A new La Trobe study found that Australian abortion costs are a financial strain for many, and poor knowledge and geographical barriers restrict method choice for women.
The study was conducted by researchers at our Judith Lumley Centre, which was established in 1999 to provide a multi-disciplinary, women-centred approach to mother, infant and family health.
Former Centre Director, Professor Angela Taft, led the study. ‘I’m very interested in the prevention and reduction of abortion,’ she says, ‘but am still a strong believer in the right of women to access abortion if they find themselves with an unwanted pregnancy.’
Access and equity
Since Mifepristone, also known as RU486 or the ‘abortion pill’, was made available in Victoria under the Australian Pharmaceutical Benefits Scheme in 2013, Professor Taft and her colleague’s study is the first to look into the access, equity and costs of medical and surgical abortions in Australia.
‘When Mifepristone came to Australia, many of us who believed in women’s reproductive rights wondered whether it would be cheaper and more accessible than surgical abortion,’ Professor Taft explains.
Professor Taft says her team was ‘taken aback’ by the proportion of women who experienced financial difficulties and who were unable to get to the clinic in time, due to living in rural or remote areas.
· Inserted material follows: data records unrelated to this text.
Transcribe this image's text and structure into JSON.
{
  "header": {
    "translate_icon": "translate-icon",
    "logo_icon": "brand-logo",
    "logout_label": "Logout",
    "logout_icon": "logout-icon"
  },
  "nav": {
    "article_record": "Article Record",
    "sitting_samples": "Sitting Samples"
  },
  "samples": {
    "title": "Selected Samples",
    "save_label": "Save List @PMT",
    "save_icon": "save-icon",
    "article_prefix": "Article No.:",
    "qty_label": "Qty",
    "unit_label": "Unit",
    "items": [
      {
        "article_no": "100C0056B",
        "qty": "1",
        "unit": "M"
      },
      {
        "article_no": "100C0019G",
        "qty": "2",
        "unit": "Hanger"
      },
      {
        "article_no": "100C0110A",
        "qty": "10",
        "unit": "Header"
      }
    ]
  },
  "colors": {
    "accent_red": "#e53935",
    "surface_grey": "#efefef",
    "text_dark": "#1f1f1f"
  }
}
Professor Taft says these women ‘were more likely to be disadvantaged and Aboriginal and Torres Strait Islander’.
‘The main finding is that medical and surgical abortions are roughly equal in cost, and it’s $500 which is a lot of money for many women.’
‘Women had an average of $150 extra out of pocket cost to do with childcare, transport and other hidden costs,’ Professor Taft explains. ‘Particularly for poorer women, that’s quite a financial impost.’
‘From my other research into violence against women, I know that women experiencing abusive relationships are more likely to have unwanted pregnancies and are much more likely to need an abortion – and to be disadvantaged.’
Taft says ‘really, that’s not good enough.’
This study is supported by a second (currently unpublished) study that surveys 2,000 Australian women aged 18 to 35, and asks: how many of these women had an unintended pregnancy? Out of the unintended pregnancies, how many were unwanted and of those, what happened?
‘Did they carry the pregnancy to term? Did they miscarry? Did they terminate? If they did, did they have a choice and what did it cost them?’
Once this study is published, Professor Taft and research partners at Women’s Health Victoria and Marie Stopes will work on policy briefs and recommendations for government that will have real world impact.
Judith Lumley Centre
This important research is part of the work that our Judith Lumley Centre does. The Centre was established in 1991, under the name for Centre for the Study of Mothers’ and Children’s Health by Professor Emerita Judith Lumley.
‘Judith did two very outstanding things: she established the Peri-Natal Data Collection Unit and started a very rigorous form of data collection about births and mothers in the Department of Health, which is still on-going.
‘She also did the very first population study of Victorian women who had given birth, called the Survey of Recent Mothers, which was repeated every five years, because she was interested in what women themselves thought about their birthing experiences.
‘She started a culture within the Centre of a woman-centred approach of actually being interested in what women had to say – rather than only doctors and nurses.’
Professor Taft says the Centre was established to bring the perspective of both qualitative and quantitative methodologies together ‘to get a richer picture of what’s happening for women, their babies and families.’
Professor Taft joined the Centre in 1999 to pursue post-doctoral study. With two post-doctoral offers, Professor Taft chose the Judith Lumley Centre ‘because it’s a very supportive atmosphere and, as a result, is a very enabling place.’
‘The Centre has also maintained a very strong approach to rigour and high quality. We’ve been very successful with National Health and Medical Research Council and Australia Research Council grants,’ says Professor Taft.
‘We’ve always wanted to maintain a very high quality standard while at the same time producing policy-useful and applied research to make a difference to the lives of mothers, babies and families.’
Find out more about our Judith Lumley Centre and their vital research.